§ **INSTRUCTIONS FOR THE TASK**:
Retyping each entry exactly is the whole task.

Data excerpts

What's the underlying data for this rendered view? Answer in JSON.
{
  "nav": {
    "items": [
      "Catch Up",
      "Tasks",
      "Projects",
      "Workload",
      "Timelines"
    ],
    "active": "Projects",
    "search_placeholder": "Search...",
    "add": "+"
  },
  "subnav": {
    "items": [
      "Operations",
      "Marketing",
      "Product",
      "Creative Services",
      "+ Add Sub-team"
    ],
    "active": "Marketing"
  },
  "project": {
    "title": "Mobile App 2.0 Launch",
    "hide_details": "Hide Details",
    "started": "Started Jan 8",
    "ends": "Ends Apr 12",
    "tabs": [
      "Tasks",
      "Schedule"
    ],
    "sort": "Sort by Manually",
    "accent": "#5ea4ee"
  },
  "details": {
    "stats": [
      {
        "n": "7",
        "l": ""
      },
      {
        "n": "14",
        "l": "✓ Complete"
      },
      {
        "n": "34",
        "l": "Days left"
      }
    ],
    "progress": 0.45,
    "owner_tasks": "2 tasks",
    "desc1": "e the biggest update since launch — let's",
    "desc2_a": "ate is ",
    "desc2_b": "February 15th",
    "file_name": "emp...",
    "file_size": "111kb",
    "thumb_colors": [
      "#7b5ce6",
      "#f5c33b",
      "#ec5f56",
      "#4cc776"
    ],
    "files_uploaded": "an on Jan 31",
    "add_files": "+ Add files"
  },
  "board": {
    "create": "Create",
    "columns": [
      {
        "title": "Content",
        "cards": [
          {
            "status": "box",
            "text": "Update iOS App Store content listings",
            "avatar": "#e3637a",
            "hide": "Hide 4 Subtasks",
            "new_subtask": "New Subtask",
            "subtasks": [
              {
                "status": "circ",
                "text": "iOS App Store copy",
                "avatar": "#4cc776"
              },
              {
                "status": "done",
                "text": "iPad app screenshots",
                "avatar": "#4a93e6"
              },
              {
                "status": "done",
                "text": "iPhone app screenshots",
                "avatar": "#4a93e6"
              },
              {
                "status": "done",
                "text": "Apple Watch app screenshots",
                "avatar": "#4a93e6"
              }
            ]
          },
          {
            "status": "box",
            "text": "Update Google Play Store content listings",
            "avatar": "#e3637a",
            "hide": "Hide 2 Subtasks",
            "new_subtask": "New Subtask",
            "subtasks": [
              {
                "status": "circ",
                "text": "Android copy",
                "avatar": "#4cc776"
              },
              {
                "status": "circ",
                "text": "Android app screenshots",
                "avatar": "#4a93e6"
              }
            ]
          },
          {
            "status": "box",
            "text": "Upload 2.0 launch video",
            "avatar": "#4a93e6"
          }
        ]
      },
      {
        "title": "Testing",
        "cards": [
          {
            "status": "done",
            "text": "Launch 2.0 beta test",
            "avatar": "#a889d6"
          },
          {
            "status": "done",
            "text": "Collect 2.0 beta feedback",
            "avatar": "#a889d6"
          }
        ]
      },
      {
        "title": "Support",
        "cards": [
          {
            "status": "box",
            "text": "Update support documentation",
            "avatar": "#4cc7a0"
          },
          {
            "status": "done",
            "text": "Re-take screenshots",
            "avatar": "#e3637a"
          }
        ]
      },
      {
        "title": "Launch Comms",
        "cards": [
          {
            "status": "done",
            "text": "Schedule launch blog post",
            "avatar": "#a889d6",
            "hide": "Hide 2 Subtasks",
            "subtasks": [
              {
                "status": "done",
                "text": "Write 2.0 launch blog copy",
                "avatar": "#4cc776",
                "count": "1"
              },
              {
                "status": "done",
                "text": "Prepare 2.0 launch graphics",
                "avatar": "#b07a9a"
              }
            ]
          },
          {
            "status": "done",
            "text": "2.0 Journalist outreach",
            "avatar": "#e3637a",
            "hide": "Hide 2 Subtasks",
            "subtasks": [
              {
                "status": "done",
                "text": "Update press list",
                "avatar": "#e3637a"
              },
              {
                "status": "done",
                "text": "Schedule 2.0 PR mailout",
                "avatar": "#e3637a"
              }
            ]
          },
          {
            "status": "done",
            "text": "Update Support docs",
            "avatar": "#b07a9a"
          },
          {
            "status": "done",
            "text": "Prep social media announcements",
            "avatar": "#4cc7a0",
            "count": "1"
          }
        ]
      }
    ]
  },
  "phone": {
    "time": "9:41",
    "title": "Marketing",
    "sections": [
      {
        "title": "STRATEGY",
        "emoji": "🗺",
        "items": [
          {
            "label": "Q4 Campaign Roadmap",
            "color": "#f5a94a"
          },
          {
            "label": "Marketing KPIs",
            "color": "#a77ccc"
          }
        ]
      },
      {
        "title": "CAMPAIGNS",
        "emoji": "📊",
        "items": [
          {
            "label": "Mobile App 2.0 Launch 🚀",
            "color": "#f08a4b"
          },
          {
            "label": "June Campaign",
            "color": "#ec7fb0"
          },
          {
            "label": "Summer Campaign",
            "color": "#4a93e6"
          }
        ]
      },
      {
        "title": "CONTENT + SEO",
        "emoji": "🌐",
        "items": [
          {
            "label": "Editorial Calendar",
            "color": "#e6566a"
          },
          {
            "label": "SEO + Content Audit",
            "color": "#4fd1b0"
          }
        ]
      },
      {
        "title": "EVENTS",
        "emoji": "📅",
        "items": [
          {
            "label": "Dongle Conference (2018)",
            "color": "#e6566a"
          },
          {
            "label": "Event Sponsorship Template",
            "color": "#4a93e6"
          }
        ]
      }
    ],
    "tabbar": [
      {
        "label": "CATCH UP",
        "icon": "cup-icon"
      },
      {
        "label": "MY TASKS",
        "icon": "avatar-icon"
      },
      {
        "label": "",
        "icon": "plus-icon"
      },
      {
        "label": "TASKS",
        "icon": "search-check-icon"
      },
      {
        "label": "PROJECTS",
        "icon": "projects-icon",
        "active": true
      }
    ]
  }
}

§ **SOLVED PROBLEM**:
What's the underlying data for this rendered view? Answer in JSON.
{
  "nav": {
    "items": [
      "Catch Up",
      "Tasks",
      "Projects",
      "Workload",
      "Timelines"
    ],
    "active": "Projects",
    "search_placeholder": "Search...",
    "add": "+"
  },
  "subnav": {
    "items": [
      "Operations",
      "Marketing",
      "Product",
      "Creative Services",
      "+ Add Sub-team"
    ],
    "active": "Marketing"
  },
  "project": {
    "title": "Mobile App 2.0 Launch",
    "hide_details": "Hide Details",
    "started": "Started Jan 8",
    "ends": "Ends Apr 12",
    "tabs": [
      "Tasks",
      "Schedule"
    ],
    "sort": "Sort by Manually",
    "accent": "#5ea4ee"
  },
  "details": {
    "stats": [
      {
        "n": "7",
        "l": ""
      },
      {
        "n": "14",
        "l": "✓ Complete"
      },
      {
        "n": "34",
        "l": "Days left"
      }
    ],
    "progress": 0.45,
    "owner_tasks": "2 tasks",
    "desc1": "e the biggest update since launch — let's",
    "desc2_a": "ate is ",
    "desc2_b": "February 15th",
    "file_name": "emp...",
    "file_size": "111kb",
    "thumb_colors": [
      "#7b5ce6",
      "#f5c33b",
      "#ec5f56",
      "#4cc776"
    ],
    "files_uploaded": "an on Jan 31",
    "add_files": "+ Add files"
  },
  "board": {
    "create": "Create",
    "columns": [
      {
        "title": "Content",
        "cards": [
          {
            "status": "box",
            "text": "Update iOS App Store content listings",
            "avatar": "#e3637a",
            "hide": "Hide 4 Subtasks",
            "new_subtask": "New Subtask",
            "subtasks": [
              {
                "status": "circ",
                "text": "iOS App Store copy",
                "avatar": "#4cc776"
              },
              {
                "status": "done",
                "text": "iPad app screenshots",
                "avatar": "#4a93e6"
              },
              {
                "status": "done",
                "text": "iPhone app screenshots",
                "avatar": "#4a93e6"
              },
              {
                "status": "done",
                "text": "Apple Watch app screenshots",
                "avatar": "#4a93e6"
              }
            ]
          },
          {
            "status": "box",
            "text": "Update Google Play Store content listings",
            "avatar": "#e3637a",
            "hide": "Hide 2 Subtasks",
            "new_subtask": "New Subtask",
            "subtasks": [
              {
                "status": "circ",
                "text": "Android copy",
                "avatar": "#4cc776"
              },
              {
                "status": "circ",
                "text": "Android app screenshots",
                "avatar": "#4a93e6"
              }
            ]
          },
          {
            "status": "box",
            "text": "Upload 2.0 launch video",
            "avatar": "#4a93e6"
          }
        ]
      },
      {
        "title": "Testing",
        "cards": [
          {
            "status": "done",
            "text": "Launch 2.0 beta test",
            "avatar": "#a889d6"
          },
          {
            "status": "done",
            "text": "Collect 2.0 beta feedback",
            "avatar": "#a889d6"
          }
        ]
      },
      {
        "title": "Support",
        "cards": [
          {
            "status": "box",
            "text": "Update support documentation",
            "avatar": "#4cc7a0"
          },
          {
            "status": "done",
            "text": "Re-take screenshots",
            "avatar": "#e3637a"
          }
        ]
      },
      {
        "title": "Launch Comms",
        "cards": [
          {
            "status": "done",
            "text": "Schedule launch blog post",
            "avatar": "#a889d6",
            "hide": "Hide 2 Subtasks",
            "subtasks": [
              {
                "status": "done",
                "text": "Write 2.0 launch blog copy",
                "avatar": "#4cc776",
                "count": "1"
              },
              {
                "status": "done",
                "text": "Prepare 2.0 launch graphics",
                "avatar": "#b07a9a"
              }
            ]
          },
          {
            "status": "done",
            "text": "2.0 Journalist outreach",
            "avatar": "#e3637a",
            "hide": "Hide 2 Subtasks",
            "subtasks": [
              {
                "status": "done",
                "text": "Update press list",
                "avatar": "#e3637a"
              },
              {
                "status": "done",
                "text": "Schedule 2.0 PR mailout",
                "avatar": "#e3637a"
              }
            ]
          },
          {
            "status": "done",
            "text": "Update Support docs",
            "avatar": "#b07a9a"
          },
          {
            "status": "done",
            "text": "Prep social media announcements",
            "avatar": "#4cc7a0",
            "count": "1"
          }
        ]
      }
    ]
  },
  "phone": {
    "time": "9:41",
    "title": "Marketing",
    "sections": [
      {
        "title": "STRATEGY",
        "emoji": "🗺",
        "items": [
          {
            "label": "Q4 Campaign Roadmap",
            "color": "#f5a94a"
          },
          {
            "label": "Marketing KPIs",
            "color": "#a77ccc"
          }
        ]
      },
      {
        "title": "CAMPAIGNS",
        "emoji": "📊",
        "items": [
          {
            "label": "Mobile App 2.0 Launch 🚀",
            "color": "#f08a4b"
          },
          {
            "label": "June Campaign",
            "color": "#ec7fb0"
          },
          {
            "label": "Summer Campaign",
            "color": "#4a93e6"
          }
        ]
      },
      {
        "title": "CONTENT + SEO",
        "emoji": "🌐",
        "items": [
          {
            "label": "Editorial Calendar",
            "color": "#e6566a"
          },
          {
            "label": "SEO + Content Audit",
            "color": "#4fd1b0"
          }
        ]
      },
      {
        "title": "EVENTS",
        "emoji": "📅",
        "items": [
          {
            "label": "Dongle Conference (2018)",
            "color": "#e6566a"
          },
          {
            "label": "Event Sponsorship Template",
            "color": "#4a93e6"
          }
        ]
      }
    ],
    "tabbar": [
      {
        "label": "CATCH UP",
        "icon": "cup-icon"
      },
      {
        "label": "MY TASKS",
        "icon": "avatar-icon"
      },
      {
        "label": "",
        "icon": "plus-icon"
      },
      {
        "label": "TASKS",
        "icon": "search-check-icon"
      },
      {
        "label": "PROJECTS",
        "icon": "projects-icon",
        "active": true
      }
    ]
  }
}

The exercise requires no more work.